### TRY IT
Which lines of the data below hold "Squads"? Copy each of them.

### MATERIAL FOR THE TASK
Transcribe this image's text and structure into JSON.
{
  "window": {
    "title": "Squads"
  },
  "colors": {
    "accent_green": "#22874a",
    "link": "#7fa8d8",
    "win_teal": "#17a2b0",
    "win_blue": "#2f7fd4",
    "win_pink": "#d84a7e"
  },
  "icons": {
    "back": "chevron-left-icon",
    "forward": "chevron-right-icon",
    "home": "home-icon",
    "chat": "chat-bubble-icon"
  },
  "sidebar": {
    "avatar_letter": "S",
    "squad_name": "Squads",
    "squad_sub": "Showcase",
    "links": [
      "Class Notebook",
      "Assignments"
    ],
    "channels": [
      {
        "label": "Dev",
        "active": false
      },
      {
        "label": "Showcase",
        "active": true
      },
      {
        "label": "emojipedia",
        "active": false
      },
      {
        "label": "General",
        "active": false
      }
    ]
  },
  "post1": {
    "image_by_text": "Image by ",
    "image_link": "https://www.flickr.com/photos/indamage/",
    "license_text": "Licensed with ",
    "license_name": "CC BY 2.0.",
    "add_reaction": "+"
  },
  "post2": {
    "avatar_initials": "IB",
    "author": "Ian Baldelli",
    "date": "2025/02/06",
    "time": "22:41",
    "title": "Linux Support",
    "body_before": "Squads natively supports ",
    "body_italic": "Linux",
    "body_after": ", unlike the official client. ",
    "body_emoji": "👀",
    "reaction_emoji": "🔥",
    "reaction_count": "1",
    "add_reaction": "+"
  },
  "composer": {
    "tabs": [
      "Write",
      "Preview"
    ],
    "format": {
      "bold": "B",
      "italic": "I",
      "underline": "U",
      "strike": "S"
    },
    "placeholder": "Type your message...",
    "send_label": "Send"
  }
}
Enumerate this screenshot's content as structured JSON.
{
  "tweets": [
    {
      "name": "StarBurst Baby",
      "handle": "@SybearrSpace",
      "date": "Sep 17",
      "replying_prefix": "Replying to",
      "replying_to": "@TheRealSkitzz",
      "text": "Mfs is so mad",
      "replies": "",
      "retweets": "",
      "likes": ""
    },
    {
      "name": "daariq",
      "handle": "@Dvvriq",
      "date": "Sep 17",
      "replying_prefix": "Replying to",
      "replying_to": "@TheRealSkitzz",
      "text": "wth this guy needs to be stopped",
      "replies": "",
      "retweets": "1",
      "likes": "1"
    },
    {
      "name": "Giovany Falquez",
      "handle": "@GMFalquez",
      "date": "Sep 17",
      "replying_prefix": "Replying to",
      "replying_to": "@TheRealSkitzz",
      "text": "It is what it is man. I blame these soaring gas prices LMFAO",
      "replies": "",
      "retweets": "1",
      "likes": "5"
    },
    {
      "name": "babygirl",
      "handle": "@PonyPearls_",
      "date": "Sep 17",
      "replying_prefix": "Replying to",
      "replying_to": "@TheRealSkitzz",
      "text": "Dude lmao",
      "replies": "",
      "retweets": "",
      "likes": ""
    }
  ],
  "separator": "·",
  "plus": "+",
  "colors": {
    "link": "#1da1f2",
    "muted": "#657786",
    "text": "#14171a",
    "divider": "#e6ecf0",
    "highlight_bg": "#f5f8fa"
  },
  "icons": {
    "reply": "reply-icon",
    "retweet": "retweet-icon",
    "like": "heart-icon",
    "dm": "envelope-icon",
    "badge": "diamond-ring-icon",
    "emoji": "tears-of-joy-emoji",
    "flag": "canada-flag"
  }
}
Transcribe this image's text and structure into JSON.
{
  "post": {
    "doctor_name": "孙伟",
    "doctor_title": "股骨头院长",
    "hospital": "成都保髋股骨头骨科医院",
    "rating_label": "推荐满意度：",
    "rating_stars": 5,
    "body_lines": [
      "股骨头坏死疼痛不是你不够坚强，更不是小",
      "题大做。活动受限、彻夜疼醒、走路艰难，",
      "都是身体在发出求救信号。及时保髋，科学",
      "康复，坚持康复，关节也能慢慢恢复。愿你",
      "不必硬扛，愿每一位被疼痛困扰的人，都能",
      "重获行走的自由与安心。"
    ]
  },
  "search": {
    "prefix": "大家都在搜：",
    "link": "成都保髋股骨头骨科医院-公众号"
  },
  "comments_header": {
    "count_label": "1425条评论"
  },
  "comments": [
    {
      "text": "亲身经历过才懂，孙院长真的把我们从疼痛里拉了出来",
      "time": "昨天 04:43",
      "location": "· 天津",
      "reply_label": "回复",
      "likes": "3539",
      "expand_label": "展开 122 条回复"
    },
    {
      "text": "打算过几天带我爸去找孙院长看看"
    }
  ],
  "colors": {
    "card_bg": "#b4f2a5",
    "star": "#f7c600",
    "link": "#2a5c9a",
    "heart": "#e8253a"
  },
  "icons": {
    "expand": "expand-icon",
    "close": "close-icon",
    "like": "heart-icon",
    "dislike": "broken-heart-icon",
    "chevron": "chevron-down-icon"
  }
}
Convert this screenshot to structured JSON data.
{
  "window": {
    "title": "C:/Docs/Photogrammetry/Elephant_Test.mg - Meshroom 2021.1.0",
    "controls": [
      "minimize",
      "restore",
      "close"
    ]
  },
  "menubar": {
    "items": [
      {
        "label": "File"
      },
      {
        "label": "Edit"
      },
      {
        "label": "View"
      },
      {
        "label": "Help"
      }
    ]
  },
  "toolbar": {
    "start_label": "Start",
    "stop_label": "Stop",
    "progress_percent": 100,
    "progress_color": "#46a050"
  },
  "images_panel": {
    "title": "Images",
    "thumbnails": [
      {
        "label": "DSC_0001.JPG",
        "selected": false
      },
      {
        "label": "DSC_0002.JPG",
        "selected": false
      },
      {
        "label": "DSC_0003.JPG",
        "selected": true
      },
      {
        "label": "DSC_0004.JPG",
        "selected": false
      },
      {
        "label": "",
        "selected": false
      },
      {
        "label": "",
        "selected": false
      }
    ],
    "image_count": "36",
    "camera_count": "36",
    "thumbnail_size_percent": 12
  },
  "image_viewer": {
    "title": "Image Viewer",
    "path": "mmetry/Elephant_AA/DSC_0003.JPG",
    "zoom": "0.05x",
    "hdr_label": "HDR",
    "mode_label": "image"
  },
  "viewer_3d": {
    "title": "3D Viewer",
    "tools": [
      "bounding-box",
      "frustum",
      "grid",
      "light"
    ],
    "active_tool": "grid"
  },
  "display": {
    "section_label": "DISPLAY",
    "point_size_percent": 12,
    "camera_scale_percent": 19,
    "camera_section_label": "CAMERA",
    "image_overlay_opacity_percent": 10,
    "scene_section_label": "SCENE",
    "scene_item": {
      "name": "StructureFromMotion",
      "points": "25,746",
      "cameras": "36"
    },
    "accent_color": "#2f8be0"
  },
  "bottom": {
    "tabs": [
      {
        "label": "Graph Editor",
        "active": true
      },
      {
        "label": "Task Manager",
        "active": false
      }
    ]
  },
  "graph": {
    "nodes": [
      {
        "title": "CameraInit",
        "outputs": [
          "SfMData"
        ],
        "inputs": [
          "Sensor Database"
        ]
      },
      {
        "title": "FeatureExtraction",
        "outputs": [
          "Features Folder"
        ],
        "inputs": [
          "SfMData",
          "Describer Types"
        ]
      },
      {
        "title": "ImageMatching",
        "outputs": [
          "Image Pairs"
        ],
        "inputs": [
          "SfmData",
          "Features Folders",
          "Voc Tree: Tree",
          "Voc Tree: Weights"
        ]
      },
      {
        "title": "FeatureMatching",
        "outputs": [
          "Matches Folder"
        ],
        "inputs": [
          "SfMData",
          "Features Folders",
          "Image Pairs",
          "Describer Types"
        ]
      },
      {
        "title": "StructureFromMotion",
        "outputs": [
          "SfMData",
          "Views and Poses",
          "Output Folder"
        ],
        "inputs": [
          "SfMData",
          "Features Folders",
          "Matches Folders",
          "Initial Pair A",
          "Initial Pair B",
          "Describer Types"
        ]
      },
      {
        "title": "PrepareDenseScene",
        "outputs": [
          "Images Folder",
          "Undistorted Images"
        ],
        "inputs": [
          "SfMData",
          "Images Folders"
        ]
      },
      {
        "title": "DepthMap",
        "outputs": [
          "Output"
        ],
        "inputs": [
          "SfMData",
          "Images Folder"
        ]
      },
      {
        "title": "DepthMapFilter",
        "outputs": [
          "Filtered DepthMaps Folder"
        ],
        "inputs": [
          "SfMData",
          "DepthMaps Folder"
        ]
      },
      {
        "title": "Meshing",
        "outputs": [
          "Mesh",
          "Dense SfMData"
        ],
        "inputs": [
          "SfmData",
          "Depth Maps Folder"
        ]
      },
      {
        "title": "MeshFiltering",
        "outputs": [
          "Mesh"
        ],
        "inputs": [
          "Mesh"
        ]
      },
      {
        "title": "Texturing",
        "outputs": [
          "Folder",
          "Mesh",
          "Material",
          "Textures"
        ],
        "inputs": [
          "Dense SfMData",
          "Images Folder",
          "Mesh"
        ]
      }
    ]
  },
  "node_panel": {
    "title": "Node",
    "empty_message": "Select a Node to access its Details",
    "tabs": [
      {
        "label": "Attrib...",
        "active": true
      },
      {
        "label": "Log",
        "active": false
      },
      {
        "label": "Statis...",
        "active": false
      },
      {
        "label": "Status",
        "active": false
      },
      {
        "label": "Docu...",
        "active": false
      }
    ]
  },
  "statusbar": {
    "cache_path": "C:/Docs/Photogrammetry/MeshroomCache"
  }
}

### EXERCISE RESPONSE
    "title": "Squads"
    "squad_name": "Squads",
    "body_before": "Squads natively supports ",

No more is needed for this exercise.